Sustaining and disruptive innovation
Christensen defines two forms of innovations. Sustaining innovations, as he calls them, improve on established products. Disruptive innovations, on the other hand, disrupt the value proposition. Less sophisticated, less powerful and of lower quality, they are also less expensive, more user-friendly and sufficient to the task. A modern-day example of this would be the shift from traditional television to web-based video streaming platforms.
Christensen holds that established companies inevitably offer more quality than customers need, want or can afford. They sacrifice the low end. Thus, disruptive innovations debut at the market’s bottom among new consumers.
When he wrote his instant classic in 1997, Christensen used examples from hardware manufacturing. Some of today’s critics hold that his examples cannot sufficiently account for the behavior of software and/or Internet-driven companies. This discounts Christensen’s regularly updated editions and subsequent books. As the rise of video streaming demonstrates, contemporary developments prove that Christensen’s theories apply to companies created yesterday as well as to those created in the 1990s and before. He codifies primary truths of contemporary business – and manages to deliver them with the elegance and power of a Zen koan.
Opportunity at the bottom
The appeal of his book owes a lot to a surprising discovery: the fact that disruptive innovations typically appeal to the least desirable customers. Steel mini-mills, for example, made steel suitable only for reinforcing rods. This was the low end of the market in quality, price and margins. Established steel companies couldn’t profit in this market, so they abandoned it to mini-mills, which could. They went on to improve the quality of their steel and to add bars and iron angles as additional products.

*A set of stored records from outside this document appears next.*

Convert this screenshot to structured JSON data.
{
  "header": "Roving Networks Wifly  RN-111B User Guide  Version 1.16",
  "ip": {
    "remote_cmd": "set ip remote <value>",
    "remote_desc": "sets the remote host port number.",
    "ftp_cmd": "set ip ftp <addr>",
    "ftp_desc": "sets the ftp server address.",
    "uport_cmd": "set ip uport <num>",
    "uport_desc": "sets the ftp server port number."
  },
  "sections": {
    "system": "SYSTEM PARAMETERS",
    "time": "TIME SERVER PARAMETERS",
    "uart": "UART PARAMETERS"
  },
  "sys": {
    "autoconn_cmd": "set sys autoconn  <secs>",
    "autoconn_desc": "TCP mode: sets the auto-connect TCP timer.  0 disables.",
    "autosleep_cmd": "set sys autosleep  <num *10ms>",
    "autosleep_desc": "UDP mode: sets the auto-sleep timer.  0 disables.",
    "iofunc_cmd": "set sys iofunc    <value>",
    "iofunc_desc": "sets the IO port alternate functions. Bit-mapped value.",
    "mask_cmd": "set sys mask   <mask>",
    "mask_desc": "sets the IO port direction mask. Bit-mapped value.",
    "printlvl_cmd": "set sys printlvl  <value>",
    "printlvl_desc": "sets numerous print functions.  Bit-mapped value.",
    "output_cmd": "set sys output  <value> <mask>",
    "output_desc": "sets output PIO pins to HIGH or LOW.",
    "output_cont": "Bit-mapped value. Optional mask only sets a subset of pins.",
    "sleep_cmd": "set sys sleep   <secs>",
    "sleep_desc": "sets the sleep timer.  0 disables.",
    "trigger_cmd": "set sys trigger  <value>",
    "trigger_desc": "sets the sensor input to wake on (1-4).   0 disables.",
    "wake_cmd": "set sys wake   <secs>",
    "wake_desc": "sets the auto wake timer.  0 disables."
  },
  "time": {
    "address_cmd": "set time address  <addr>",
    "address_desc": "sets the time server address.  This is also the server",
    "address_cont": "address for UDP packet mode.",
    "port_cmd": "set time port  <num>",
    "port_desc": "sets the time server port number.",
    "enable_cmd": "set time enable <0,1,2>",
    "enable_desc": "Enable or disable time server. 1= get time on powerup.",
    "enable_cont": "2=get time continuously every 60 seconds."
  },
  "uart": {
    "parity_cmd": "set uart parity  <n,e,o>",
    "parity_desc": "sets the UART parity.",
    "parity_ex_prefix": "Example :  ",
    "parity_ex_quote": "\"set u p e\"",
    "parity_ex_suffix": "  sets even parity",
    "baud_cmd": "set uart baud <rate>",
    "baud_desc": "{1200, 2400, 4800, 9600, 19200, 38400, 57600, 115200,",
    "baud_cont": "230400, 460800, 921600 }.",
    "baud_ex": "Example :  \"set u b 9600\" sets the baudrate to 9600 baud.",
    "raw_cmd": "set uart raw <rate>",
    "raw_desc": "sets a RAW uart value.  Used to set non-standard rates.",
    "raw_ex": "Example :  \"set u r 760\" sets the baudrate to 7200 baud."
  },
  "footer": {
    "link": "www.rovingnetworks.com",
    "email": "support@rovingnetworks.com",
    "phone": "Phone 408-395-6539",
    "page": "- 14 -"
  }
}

The established companies, Christensen notes with a shake of his head you can see as you read, again abandoned those products and sacrificed the lion’s share of the market. As he shows, their high-cost structures meant they could not compete with upstarts. Over and over, in industry after industry, established companies focused on the top of the market and created opportunity at the bottom.
Blindly following the maxim that good managers should keep close to their customers can sometimes be a fatal mistake.
Christensen offers another provocative insight: Listening to your clients is dangerous. He explains that by establishing the concept of “value networks”: A firm that serves the customers in its particular value network may find it hard to satisfy them in a different one. Christensen draws a logical, but sobering conclusion: Customers can’t lead a company to disruptive innovations. And he makes a fine, worthy distinction: Disruptive technology investment is a marketing initiative, not a technological initiative.
Disruption isn’t for everyone
Christensen – arguably too pessimistically – asserts that established companies invariably lack the information to justify an investment in disruptive technology. He warns that risk is high, while he insists that failure and learning from failure are the path to disruptive technology success. Interestingly, it’s exactly this insight from more than two decades ago that has not just become a cornerstone of disruptive companies’ practices, but that also appears in most contemporary management advice books. No one does it better than Christensen himself, though. He presents his idea with so much common sense that companies going back to his classic may yet learn more from it.
As with its innately paradoxical theory, the sustained dominance of The Innovator’s Dilemma thus provides an ironic paradox: Its author maintains that all those who disrupt will suffer eventual disruption. Yet, in more than two decades, no book has disrupted The Innovator’s Dilemma’s dominance or necessity.